▶ Work instruction
In the listing below, locate the lines bearing the word "photo". Copy every one of them.

^^^^

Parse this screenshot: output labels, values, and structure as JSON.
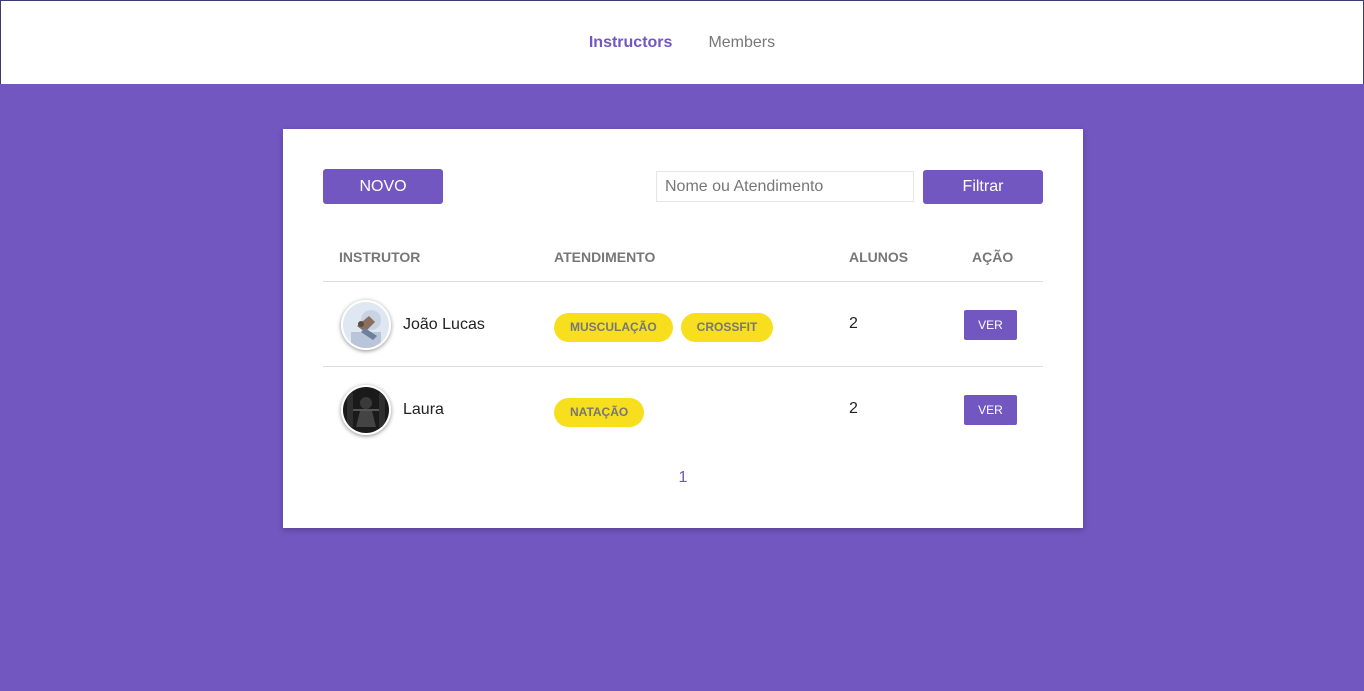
{
  "nav": {
    "items": [
      {
        "label": "Instructors",
        "active": true
      },
      {
        "label": "Members",
        "active": false
      }
    ]
  },
  "colors": {
    "accent": "#7257c1",
    "tag": "#f7df1e"
  },
  "toolbar": {
    "new_label": "NOVO",
    "search_placeholder": "Nome ou Atendimento",
    "search_value": "",
    "filter_label": "Filtrar"
  },
  "table": {
    "headers": {
      "instructor": "INSTRUTOR",
      "services": "ATENDIMENTO",
      "students": "ALUNOS",
      "action": "AÇÃO"
    },
    "rows": [
      {
        "avatar_icon": "avatar-photo-light",
        "name": "João Lucas",
        "tags": [
          "MUSCULAÇÃO",
          "CROSSFIT"
        ],
        "students": "2",
        "action_label": "VER"
      },
      {
        "avatar_icon": "avatar-photo-dark",
        "name": "Laura",
        "tags": [
          "NATAÇÃO"
        ],
        "students": "2",
        "action_label": "VER"
      }
    ]
  },
  "pagination": {
    "pages": [
      "1"
    ]
  }
}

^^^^

▶ Answer to this exercise
        "avatar_icon": "avatar-photo-light",
        "avatar_icon": "avatar-photo-dark",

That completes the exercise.